_EXERCISE:_ Only these lines should appear, exactly: the one containing "Transcribe this image's" and every line after it through the end of the material below.

_DATASET:_
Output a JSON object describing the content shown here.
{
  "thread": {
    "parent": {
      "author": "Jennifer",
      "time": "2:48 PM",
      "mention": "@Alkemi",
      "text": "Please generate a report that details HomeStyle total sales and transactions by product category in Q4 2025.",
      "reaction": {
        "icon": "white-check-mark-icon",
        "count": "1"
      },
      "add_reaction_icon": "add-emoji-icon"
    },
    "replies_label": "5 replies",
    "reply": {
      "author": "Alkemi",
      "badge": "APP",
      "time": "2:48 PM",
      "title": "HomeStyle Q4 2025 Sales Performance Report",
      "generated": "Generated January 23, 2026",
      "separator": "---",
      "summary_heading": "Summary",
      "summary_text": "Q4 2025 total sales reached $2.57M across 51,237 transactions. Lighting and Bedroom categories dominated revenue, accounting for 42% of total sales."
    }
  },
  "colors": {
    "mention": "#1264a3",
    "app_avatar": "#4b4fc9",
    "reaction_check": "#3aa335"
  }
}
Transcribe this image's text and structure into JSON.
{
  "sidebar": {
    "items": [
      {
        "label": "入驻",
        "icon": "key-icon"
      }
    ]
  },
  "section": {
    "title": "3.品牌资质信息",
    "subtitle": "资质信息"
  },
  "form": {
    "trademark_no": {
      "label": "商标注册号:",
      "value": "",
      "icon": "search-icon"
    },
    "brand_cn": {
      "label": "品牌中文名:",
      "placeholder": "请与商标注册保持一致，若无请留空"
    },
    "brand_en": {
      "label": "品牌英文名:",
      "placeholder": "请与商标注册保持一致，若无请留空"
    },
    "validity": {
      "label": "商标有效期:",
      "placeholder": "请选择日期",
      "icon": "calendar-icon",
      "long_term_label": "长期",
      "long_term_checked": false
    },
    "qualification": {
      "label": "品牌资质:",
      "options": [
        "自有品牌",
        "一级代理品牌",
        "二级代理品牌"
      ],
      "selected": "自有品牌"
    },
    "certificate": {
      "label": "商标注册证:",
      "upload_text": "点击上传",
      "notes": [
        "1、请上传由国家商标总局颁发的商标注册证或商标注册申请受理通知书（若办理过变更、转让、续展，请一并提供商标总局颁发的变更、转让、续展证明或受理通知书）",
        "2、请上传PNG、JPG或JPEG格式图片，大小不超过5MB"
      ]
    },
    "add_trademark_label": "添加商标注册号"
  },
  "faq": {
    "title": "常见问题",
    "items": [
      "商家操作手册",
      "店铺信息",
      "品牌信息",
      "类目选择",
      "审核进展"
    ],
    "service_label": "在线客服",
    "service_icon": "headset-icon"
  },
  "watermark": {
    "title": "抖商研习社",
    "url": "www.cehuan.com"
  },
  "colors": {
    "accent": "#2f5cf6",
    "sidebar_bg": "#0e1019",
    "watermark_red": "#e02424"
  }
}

_RESULT OF THIS EXERCISE:_
Transcribe this image's text and structure into JSON.
{
  "sidebar": {
    "items": [
      {
        "label": "入驻",
        "icon": "key-icon"
      }
    ]
  },
  "section": {
    "title": "3.品牌资质信息",
    "subtitle": "资质信息"
  },
  "form": {
    "trademark_no": {
      "label": "商标注册号:",
      "value": "",
      "icon": "search-icon"
    },
    "brand_cn": {
      "label": "品牌中文名:",
      "placeholder": "请与商标注册保持一致，若无请留空"
    },
    "brand_en": {
      "label": "品牌英文名:",
      "placeholder": "请与商标注册保持一致，若无请留空"
    },
    "validity": {
      "label": "商标有效期:",
      "placeholder": "请选择日期",
      "icon": "calendar-icon",
      "long_term_label": "长期",
      "long_term_checked": false
    },
    "qualification": {
      "label": "品牌资质:",
      "options": [
        "自有品牌",
        "一级代理品牌",
        "二级代理品牌"
      ],
      "selected": "自有品牌"
    },
    "certificate": {
      "label": "商标注册证:",
      "upload_text": "点击上传",
      "notes": [
        "1、请上传由国家商标总局颁发的商标注册证或商标注册申请受理通知书（若办理过变更、转让、续展，请一并提供商标总局颁发的变更、转让、续展证明或受理通知书）",
        "2、请上传PNG、JPG或JPEG格式图片，大小不超过5MB"
      ]
    },
    "add_trademark_label": "添加商标注册号"
  },
  "faq": {
    "title": "常见问题",
    "items": [
      "商家操作手册",
      "店铺信息",
      "品牌信息",
      "类目选择",
      "审核进展"
    ],
    "service_label": "在线客服",
    "service_icon": "headset-icon"
  },
  "watermark": {
    "title": "抖商研习社",
    "url": "www.cehuan.com"
  },
  "colors": {
    "accent": "#2f5cf6",
    "sidebar_bg": "#0e1019",
    "watermark_red": "#e02424"
  }
}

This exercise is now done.